Widespread insecticide use kills bees as well as pest insects, resulting in direct damage particularly to wild bees, which, unlike honeybees, can’t be moved away from fields during spraying. In addition, plowing and planting disrupt potential nesting sites for wild bees, further challenging these vulnerable creatures.
It could start with almond pollen for 3 weeks, then the colony travels 500Km. After being fed with sugar water mixed with antibiotics. Then they work another huge monoculture of sunflower or orange. And so on. The cycle lasts as long as the colony survives. All year long. Unsustainable long term.
Beekeepers try to compensate with nutrients and minerals, vitamins, exo-treatments, or even replace queens or import broods from other colonies. None are long term solutions. Intensified beekeeping, pushes bees too hard in contaminated environments. These huge monocultures require a lot of input. Fertilizers, pesticides such as neonicotinoids, changes in the genome with GMO, imported sugar for food, pesticides to keep mites away, and so on.
Consequences for the bees
The diseases, pollution, the trip’s stress, malnutrition of the colony, and the colony’s management style constantly pushing it to the limit. All these problems won’t bring the colony down alone, but often doom it when combined.
Ultimately, there is no comparison between traditional and industrial products. Not only from a technique point of view, but also because the environments industrial bees work on, are highly contaminated. Regarding the colony’s health, the simple death rate and constant need for human input demonstrates how devastating industrial beekeeping is to the honey bee.
It’s a grim picture and a particularly compelling one as we face a blend of similarly far-reaching and complex global perturbations that threaten our human populations. The growing effects of climate change, health challenges from exposure to a vast array of pesticides and industrial pollution, diminished access to diverse foods in many parts of the globe, and increased outbreaks of bacterial diseases resistant to antibiotics all seem eerily reminiscent of the plight bees find themselves in. Whether we’re about to collapse, as honeybees have, is arguable, but learning from their plight provides insights into how we might best face our human challenges.

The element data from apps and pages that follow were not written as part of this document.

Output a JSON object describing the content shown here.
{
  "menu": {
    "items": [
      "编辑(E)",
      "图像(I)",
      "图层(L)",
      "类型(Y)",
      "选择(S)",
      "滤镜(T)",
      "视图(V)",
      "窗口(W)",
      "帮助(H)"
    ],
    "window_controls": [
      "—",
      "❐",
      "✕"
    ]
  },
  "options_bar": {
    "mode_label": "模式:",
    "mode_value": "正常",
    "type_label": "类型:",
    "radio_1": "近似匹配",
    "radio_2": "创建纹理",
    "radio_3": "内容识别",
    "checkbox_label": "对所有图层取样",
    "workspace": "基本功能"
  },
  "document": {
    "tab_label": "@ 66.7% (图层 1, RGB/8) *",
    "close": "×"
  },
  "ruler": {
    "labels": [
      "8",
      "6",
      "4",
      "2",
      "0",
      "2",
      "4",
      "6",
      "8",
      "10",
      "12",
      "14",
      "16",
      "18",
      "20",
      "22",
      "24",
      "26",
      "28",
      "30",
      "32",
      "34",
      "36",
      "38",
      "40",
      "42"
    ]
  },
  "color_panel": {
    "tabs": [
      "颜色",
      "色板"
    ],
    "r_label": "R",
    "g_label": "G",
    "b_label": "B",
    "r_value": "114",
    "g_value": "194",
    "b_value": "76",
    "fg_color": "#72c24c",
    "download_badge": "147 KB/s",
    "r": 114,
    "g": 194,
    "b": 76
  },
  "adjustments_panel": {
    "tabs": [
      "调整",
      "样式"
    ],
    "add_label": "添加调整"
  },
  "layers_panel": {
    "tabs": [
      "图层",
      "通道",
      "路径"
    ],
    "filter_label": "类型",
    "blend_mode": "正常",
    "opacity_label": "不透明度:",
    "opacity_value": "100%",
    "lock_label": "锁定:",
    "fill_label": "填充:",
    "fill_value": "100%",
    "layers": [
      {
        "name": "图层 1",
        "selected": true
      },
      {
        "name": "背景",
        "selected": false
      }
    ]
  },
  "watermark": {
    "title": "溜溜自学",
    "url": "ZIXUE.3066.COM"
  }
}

But not all is doomed, many traditional beekeepers keep it real respecting the honey bee and nature's rhythms.